With two days to go until Election Day, community group Make the Road New York (MTRNY) took to the doorsteps of Queens and Staten Island on Sunday, Nov. 2 to make a final call for immigrant voters.
"Immigrants across the country are coming out in unprecedented numbers to demonstrate our intention to be fully integrated into the fabric and civic life of this country, and we’re doing it by engaging people in our communities around the issues that are important to our country, like immigration reform, healthcare and education," said Ana Maria Archila, co-executive director of MTRNY.
Over 100 canvassers for MTRNY went door-to-door in Queens and Staten Island, placing brochures on door knobs to tell voters their polling place locations, assembly district, and electoral district. Their goal is to knock on 1,000 doors in Queens and 7,000 doors in Staten Island in the last two days before the elections.
Staten Island "is the frontier of immigration in New York City. Like the other boroughs 50 years ago, Staten Island has the fastest growing immigrant community in our city," said Archila.
MTRNY is a 4,000-member community-based immigrant advocacy group with offices in Queens and Brooklyn. So far, the campaign has reached over 20,000 immigrant voters in the city.

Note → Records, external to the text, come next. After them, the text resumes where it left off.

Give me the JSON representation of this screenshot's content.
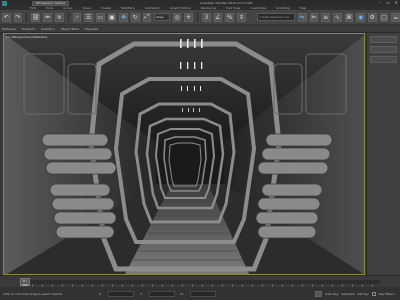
{
  "titlebar": {
    "workspace": "Workspace: Default",
    "title": "Autodesk 3ds Max 2015    lvl 9 Untitl"
  },
  "menubar": {
    "items": [
      "Edit",
      "Tools",
      "Group",
      "Views",
      "Create",
      "Modifiers",
      "Animation",
      "Graph Editors",
      "Rendering",
      "Civil View",
      "Customize",
      "Scripting",
      "Help"
    ]
  },
  "toolbar": {
    "view_combo": "View",
    "selection_placeholder": "Create Selection Se"
  },
  "ribbon": {
    "items": [
      "Modeling",
      "Freeform",
      "Selection",
      "Object Paint",
      "Populate"
    ]
  },
  "viewport": {
    "label": "[+] [Perspective] [Realistic]"
  },
  "timeline": {
    "slider": "0 / 100"
  },
  "statusbar": {
    "status": "Click or click-and-drag to select objects",
    "coords": [
      "X:",
      "Y:",
      "Z:"
    ],
    "autokey": "Auto Key",
    "setkey": "Set Key",
    "selected": "Selected",
    "key_filters": "Key Filters..."
  },
  "colors": {
    "viewport_border": "#8a8a3a",
    "accent": "#6fb7ff"
  }
}
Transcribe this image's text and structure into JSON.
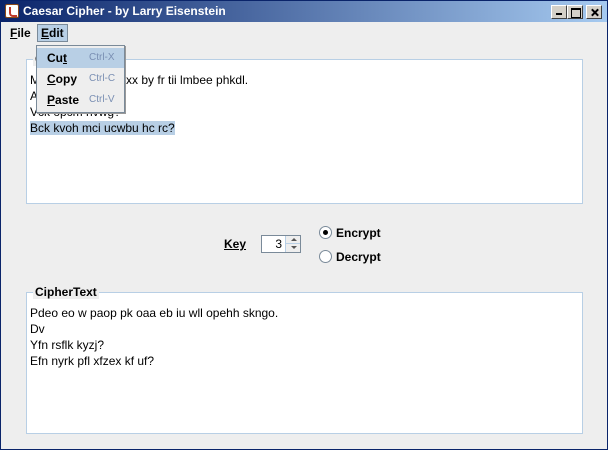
{
  "window": {
    "title": "Caesar Cipher - by Larry Eisenstein"
  },
  "menubar": {
    "file_label": "File",
    "file_mnemonic": "F",
    "file_rest": "ile",
    "edit_label": "Edit",
    "edit_mnemonic": "E",
    "edit_rest": "dit"
  },
  "edit_menu": {
    "items": [
      {
        "label": "Cut",
        "pre": "Cu",
        "mnemonic": "t",
        "post": "",
        "shortcut": "Ctrl-X"
      },
      {
        "label": "Copy",
        "pre": "",
        "mnemonic": "C",
        "post": "opy",
        "shortcut": "Ctrl-C"
      },
      {
        "label": "Paste",
        "pre": "",
        "mnemonic": "P",
        "post": "aste",
        "shortcut": "Ctrl-V"
      }
    ]
  },
  "plaintext": {
    "title_visible": "C",
    "lines": [
      {
        "text": "M                      h lxx by fr tii lmbee phkdl.",
        "selected": false
      },
      {
        "text": "A",
        "selected": false
      },
      {
        "text": "Vck opcm hvwg?",
        "selected": false
      },
      {
        "text": "Bck kvoh mci ucwbu hc rc?",
        "selected": true
      }
    ]
  },
  "controls": {
    "key_label": "Key",
    "key_value": "3",
    "encrypt_label": "Encrypt",
    "decrypt_label": "Decrypt",
    "selected_mode": "Encrypt"
  },
  "ciphertext": {
    "title": "CipherText",
    "lines": [
      "Pdeo eo w paop pk oaa eb iu wll opehh skngo.",
      "Dv",
      "Yfn rsflk kyzj?",
      "Efn nyrk pfl xfzex kf uf?"
    ]
  }
}
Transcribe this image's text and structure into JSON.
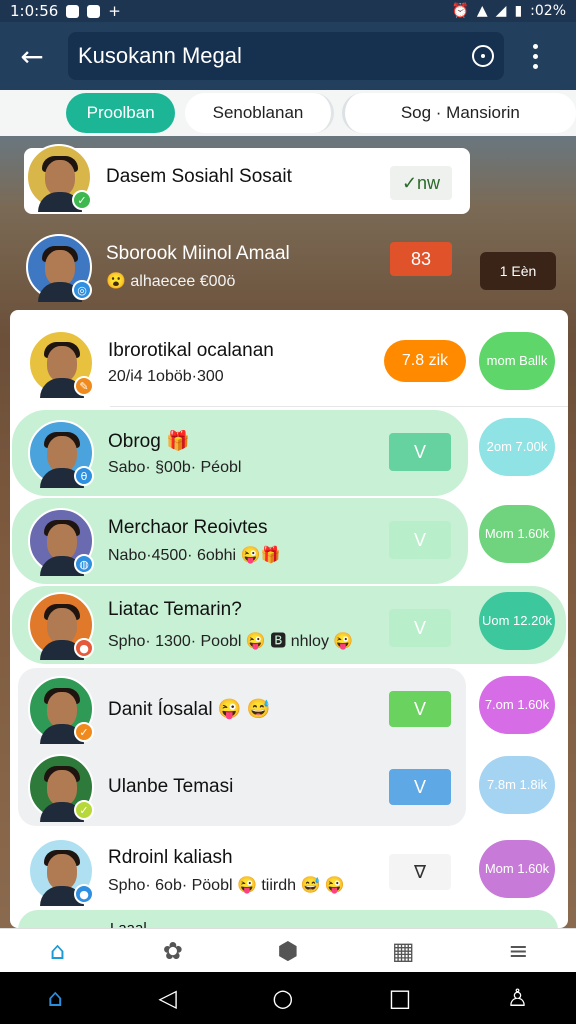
{
  "status": {
    "time": "1:0:56",
    "battery": ":02%"
  },
  "appbar": {
    "title": "Kusokann Megal"
  },
  "tabs": [
    "Proolban",
    "Senoblanan",
    "Sog · Mansiorin"
  ],
  "rows": [
    {
      "name": "Dasem Sosiahl Sosait",
      "sub": "",
      "action": "✓nw",
      "pill": ""
    },
    {
      "name": "Sborook Miinol Amaal",
      "sub": "😮 alhaecee €00ö",
      "action": "83",
      "pill": "1 Eèn"
    },
    {
      "name": "Ibrorotikal ocalanan",
      "sub": "20/i4 1oböb·300",
      "action": "7.8 zik",
      "pill": "mom Ballk"
    },
    {
      "name": "Obrog 🎁",
      "sub": "Sabo· §00b· Péobl",
      "action": "V",
      "pill": "2om 7.00k"
    },
    {
      "name": "Merchaor Reoivtes",
      "sub": "Nabo·4500· 6obhi 😜🎁",
      "action": "V",
      "pill": "Mom 1.60k"
    },
    {
      "name": "Liatac Temarin?",
      "sub": "Spho· 1300· Poobl 😜 🅱 nhloy 😜",
      "action": "V",
      "pill": "Uom 12.20k"
    },
    {
      "name": "Danit Íosalal 😜 😅",
      "sub": "",
      "action": "V",
      "pill": "7.om 1.60k"
    },
    {
      "name": "Ulanbe Temasi",
      "sub": "",
      "action": "V",
      "pill": "7.8m 1.8ik"
    },
    {
      "name": "Rdroinl kaliash",
      "sub": "Spho· 6ob· Pöobl 😜 tiirdh 😅 😜",
      "action": "∇",
      "pill": "Mom 1.60k"
    }
  ],
  "partial_row": {
    "name": "Laaal"
  },
  "colors": {
    "teal": "#1cb596",
    "orange": "#ff8a00",
    "green": "#5fd66a",
    "violet": "#d66ce6",
    "blue": "#5ea8e6"
  }
}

One volunteer single-handedly registered over 4,000 new citizens at naturalization ceremonies.
"There have been hundreds of people who have spent hours and hours after work, in the evenings and on the weekends going to the doors of registered voters to talk about the concerns of immigrant families," said Archila. "Overwhelmingly, the number one concern for immigrant families is the need for immigration reform. Current immigration laws are undermining the ability of workers in this country to be paid a living wage, are separating families, causing deaths at the border."
Carlos Aguasasco voted for his first time this year. "In my family, voting was a waste of time," said Aguasasco. "People [in Colombia] don’t believe in democracy as we do in America. In Colombia, democracy just doesn’t work, period. But I voted, and still do."

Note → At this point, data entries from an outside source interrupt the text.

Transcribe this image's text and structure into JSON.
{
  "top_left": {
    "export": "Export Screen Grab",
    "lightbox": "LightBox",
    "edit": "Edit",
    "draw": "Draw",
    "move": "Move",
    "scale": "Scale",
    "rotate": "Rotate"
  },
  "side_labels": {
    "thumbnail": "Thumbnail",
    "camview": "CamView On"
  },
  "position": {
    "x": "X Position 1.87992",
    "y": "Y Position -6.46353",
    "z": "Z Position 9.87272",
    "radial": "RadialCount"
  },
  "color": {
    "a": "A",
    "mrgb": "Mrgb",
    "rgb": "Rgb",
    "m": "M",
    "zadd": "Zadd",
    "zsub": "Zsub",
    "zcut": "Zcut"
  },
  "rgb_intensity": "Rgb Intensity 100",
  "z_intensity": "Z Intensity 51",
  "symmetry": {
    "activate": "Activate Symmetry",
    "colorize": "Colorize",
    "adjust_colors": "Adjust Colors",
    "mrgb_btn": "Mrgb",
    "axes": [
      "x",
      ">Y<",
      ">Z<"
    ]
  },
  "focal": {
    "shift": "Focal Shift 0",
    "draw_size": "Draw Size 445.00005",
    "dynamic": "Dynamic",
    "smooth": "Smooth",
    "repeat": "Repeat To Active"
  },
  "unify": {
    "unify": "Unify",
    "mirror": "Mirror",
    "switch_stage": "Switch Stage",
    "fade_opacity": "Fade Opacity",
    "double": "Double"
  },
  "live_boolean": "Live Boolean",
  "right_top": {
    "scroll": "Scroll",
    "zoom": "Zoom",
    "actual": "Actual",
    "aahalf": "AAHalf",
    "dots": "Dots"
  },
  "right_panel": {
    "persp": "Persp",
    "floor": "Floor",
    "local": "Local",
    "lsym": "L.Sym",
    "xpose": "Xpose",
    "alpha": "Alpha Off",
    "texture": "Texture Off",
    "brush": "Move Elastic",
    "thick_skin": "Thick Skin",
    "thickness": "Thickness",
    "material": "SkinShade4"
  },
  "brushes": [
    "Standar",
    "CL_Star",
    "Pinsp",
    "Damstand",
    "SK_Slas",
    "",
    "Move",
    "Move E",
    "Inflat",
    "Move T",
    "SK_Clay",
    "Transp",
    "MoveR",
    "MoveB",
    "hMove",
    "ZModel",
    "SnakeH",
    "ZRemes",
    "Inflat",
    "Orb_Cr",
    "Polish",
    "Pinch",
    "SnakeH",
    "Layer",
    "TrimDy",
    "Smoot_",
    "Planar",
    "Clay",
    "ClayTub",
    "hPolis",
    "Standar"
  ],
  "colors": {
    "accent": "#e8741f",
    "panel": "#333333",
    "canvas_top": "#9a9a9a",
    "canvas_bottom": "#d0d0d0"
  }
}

Aguasasco said that although he didn’t grow up in a politically active family, he had faith in the democratic system. Aguasasco came from Colombia in 1999 and became a U.S. citizen in 2005. He registered to vote as soon as he became naturalized.
To entitled immigrants who may be skeptical that they have a say in the democratic system, Aguasasco urged them to exercise their right to vote. "Voting is as important as paying taxes," he said. "The independence of the United States was created under the premise that you could not tax anyone without giving them representation. Therefore, if you are a taxpayer, you should vote.
Sixty-two-year-old Colombian immigrant Yolanda Balacios is one of the canvassers for MTRNY. She will be voting for the first time in the United States this Tuesday.